A - I had implemented that and I was like “Wait we should probably fix it and not do that”. But then Greg Sanders was like “I think it is fine”. I was like “I guess I’ll hide it behind some expert mode switch” which I then didn’t introduce for a few months. The problem with multisig and Trezor T is that because we use SegWit to create the bogus signature if the entire transaction is not SegWit it runs into that mixed SegWit and non-SegWit error which is one of the most infuriating things I’ve run into.

Q - Functionality or security wise is there a clear statement of what your… can do or cannot do? Is there an explicit statement about any guarantee or conditional guarantee. Your interface would depend on some other things and also for the Python interface, Python itself is a huge liability including packages and modules. As long as it complies with a reduced set of language features then your interface can function?

A - I don’t have anything that documents that right now. I spent quite a bit of time going through all the dependencies that we rely on. One of the things that was an issue was that the Trezor lib by itself imports a whole bunch of other stuff for ****coins.

Q - How many dependencies?

A - Trezor lib had like 10 dependencies by itself or something. I think almost all of them I removed. Trezor supports a lot of ****coins. Originally we had depended on the Trezor library directly, it was an explicit dependency. Then what I did was I went to their source code, copied everything, copied it to HWI and then deleted everything we didn’t need. That was all the ****coins, all the dependencies that we don’t care about like requests, for those who don’t know is an HTTP library. Deleted a bunch of dependencies, deleted a bunch of code, deleted a bunch of things that were not necessary for HWI to function. I did this for every device. HWI only has explicit dependencies on maybe like 6 libraries and that includes the dependencies of the dependency. Trezor depends on a library called mnemonic. mnemonic is one of our six dependencies. It doesn’t actually rely on that many things. The other thing that we do for HWI is I use a tool called PyInstaller to produce a completely standalone binary for HWI that contains Python itself and any dependencies that are required so it is self contained. As for weird device things like that Trezor bug, every device has a document that says what it supports and all the weird caveats about using it.

Q - To link to Chris’ presentation then have you thought at all hardware wallets in Lightning?

A - Absolutely not.

Q - And then with Schnorr how much work is it going to be?

A - PSBT is going to get a bunch of new fields for Schnorr. We are not reusing the signature field for Schnorr. I think we’ll still reuse the BIP 32 pubkeys thing because that’s universal.

Q - Does this mean that PSBTs will get bigger?

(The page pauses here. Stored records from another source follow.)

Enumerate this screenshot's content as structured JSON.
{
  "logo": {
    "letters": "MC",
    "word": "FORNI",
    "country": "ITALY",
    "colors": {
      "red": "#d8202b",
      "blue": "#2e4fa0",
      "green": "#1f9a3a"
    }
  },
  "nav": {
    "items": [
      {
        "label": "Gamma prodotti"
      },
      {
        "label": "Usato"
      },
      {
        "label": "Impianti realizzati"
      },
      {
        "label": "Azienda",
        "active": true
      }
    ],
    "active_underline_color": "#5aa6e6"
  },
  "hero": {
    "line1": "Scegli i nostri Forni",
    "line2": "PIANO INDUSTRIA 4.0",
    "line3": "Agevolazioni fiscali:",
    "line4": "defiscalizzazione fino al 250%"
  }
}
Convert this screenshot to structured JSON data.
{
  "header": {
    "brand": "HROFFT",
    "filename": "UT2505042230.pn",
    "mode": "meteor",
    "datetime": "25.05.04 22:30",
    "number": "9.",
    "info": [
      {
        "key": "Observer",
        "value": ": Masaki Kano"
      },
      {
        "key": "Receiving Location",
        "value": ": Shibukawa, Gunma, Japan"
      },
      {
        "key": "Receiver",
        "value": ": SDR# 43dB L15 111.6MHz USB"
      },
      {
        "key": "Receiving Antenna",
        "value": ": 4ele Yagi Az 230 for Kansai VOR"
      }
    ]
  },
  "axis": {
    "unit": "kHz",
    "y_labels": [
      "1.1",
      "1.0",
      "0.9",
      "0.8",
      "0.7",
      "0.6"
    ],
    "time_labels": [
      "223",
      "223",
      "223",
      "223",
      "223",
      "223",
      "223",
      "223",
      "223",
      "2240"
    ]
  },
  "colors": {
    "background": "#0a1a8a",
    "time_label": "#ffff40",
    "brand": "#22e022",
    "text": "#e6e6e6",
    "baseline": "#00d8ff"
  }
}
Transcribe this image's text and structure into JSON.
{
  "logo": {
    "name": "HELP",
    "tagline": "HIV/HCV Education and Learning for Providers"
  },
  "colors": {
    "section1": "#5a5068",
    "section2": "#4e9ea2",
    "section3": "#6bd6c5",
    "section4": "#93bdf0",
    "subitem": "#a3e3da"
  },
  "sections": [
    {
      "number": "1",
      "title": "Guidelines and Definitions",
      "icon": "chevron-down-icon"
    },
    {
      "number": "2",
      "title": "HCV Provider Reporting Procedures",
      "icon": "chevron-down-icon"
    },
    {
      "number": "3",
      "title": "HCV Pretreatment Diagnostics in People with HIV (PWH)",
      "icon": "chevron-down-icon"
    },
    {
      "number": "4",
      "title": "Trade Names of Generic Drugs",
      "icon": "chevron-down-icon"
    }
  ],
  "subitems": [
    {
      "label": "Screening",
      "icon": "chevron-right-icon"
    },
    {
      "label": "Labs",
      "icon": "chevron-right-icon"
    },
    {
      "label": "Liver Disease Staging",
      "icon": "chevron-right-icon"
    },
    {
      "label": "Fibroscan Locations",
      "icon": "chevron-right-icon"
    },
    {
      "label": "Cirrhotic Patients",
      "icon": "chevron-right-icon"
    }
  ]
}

A - Probably not. It depends on if you had like a Tapscript…. It probably won’t get that much bigger.

Q - Do you need to put the Merkle proof on the…?

A - That is still under discussion on whether that is going to be needed.